I cry every day, usually in the shower. Some women pamper themselves—I cry. Actually, that’s probably HOW I pamper myself, these days. Crying is a luxury.
But other things make me cry, too. I can’t really speak about my son’s death without tearing up or leaking slowly. Sometimes I can, but 95% of the time, I cry, quiet tears slipping down my face and my voice quavering without ever really losing it and tipping over into full-blown wailing.
This is understandable. I cut myself slack. Most people do, too, even if they sometimes seem a bit panicked at what exactly to do with this person, crying in public. (Have you ever noticed we don’t publicly cry in American society? It tends to freak people out, a bit.)
The crying that surprises me, though, is the crying triggered by something seemingly random.
Tonight, I was driving down I-90, headed into Chicago for a business meeting. I passed the Shaumberg “Medieval Times” and burst into tears. We went there last year at Spring Break and my son absolutely adored it. He declared their tomato soup starter “the best ever” and bugged me to ask for the recipe. He cheered himself hoarse for our knight and was beside himself with excitement when “our guy” won. We spent weeks after that looking up how one trains to become a Medieval Times knight, and I think it joined his roster of possible career choices. He had such a blast, and I cried, thinking of that happy, excited boy I miss like I would miss air were I blasted into space.

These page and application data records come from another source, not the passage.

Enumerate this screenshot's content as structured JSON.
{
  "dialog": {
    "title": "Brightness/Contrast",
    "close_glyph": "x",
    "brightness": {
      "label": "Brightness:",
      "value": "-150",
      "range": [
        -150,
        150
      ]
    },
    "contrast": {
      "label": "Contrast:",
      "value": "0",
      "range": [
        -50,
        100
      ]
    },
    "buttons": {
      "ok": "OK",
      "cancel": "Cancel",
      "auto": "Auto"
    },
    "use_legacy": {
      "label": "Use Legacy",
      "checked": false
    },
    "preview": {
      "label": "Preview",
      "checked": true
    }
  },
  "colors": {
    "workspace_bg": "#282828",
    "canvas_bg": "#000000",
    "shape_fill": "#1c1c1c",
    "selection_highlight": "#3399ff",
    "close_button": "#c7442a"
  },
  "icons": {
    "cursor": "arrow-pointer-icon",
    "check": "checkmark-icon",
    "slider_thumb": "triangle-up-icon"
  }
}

Other times I have cried:
- Scrolling through the cable guide, when I passed the live Overwatch gaming finals, or a rerun of PACIFIC RIM.
- In Target, every time I see a toy he would have loved.
- In the grocery store, when I automatically reach for the protein bars we used to feed him in an effort to help him keep on weight.
- In the bookstore, when I saw the new release in the WARRIOR CATS series of books.
- Every time I find a LEGO any where in the house.
- Seeing all the kids headed to school in the morning, or home in the afternoon.
You get the idea. Even though it’s been nearly four months, his loss still hits me like a punch in the gut. It’s like I’ve been stabbed through the heart, but the knife is still there and someone sometimes jiggles the knife, just for emphasis.
It hurts. So I cry.